= Exercise details =
Go through the data and copy each line where the word "QWERTY" shows up.

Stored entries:
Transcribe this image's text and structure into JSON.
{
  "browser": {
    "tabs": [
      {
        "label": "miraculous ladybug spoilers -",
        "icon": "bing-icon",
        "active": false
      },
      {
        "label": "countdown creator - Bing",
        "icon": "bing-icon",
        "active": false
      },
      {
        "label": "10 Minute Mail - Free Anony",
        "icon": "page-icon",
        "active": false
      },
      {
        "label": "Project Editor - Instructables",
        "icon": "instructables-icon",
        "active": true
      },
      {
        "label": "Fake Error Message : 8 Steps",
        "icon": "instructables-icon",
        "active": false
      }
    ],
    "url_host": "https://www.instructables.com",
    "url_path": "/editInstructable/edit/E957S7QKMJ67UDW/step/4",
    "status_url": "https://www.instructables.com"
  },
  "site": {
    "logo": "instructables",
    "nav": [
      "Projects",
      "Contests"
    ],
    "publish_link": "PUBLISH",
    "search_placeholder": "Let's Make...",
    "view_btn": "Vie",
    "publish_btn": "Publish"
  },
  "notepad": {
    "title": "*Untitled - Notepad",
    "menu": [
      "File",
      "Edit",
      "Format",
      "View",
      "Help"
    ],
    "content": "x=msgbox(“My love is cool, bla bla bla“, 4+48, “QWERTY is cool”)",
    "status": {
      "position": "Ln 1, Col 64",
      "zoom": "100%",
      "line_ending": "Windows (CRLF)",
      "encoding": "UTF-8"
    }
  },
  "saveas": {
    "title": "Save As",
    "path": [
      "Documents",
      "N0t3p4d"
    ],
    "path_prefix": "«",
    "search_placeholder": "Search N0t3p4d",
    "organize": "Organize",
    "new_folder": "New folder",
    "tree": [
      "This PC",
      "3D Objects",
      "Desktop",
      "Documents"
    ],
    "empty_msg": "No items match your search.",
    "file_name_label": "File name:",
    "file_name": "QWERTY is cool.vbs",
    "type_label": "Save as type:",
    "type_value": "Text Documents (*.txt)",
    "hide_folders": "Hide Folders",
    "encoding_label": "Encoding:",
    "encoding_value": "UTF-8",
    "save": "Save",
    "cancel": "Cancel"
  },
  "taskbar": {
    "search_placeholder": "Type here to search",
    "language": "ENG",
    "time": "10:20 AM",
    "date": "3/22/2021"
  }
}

= Response for this exercise =
    "content": "x=msgbox(“My love is cool, bla bla bla“, 4+48, “QWERTY is cool”)",
    "file_name": "QWERTY is cool.vbs",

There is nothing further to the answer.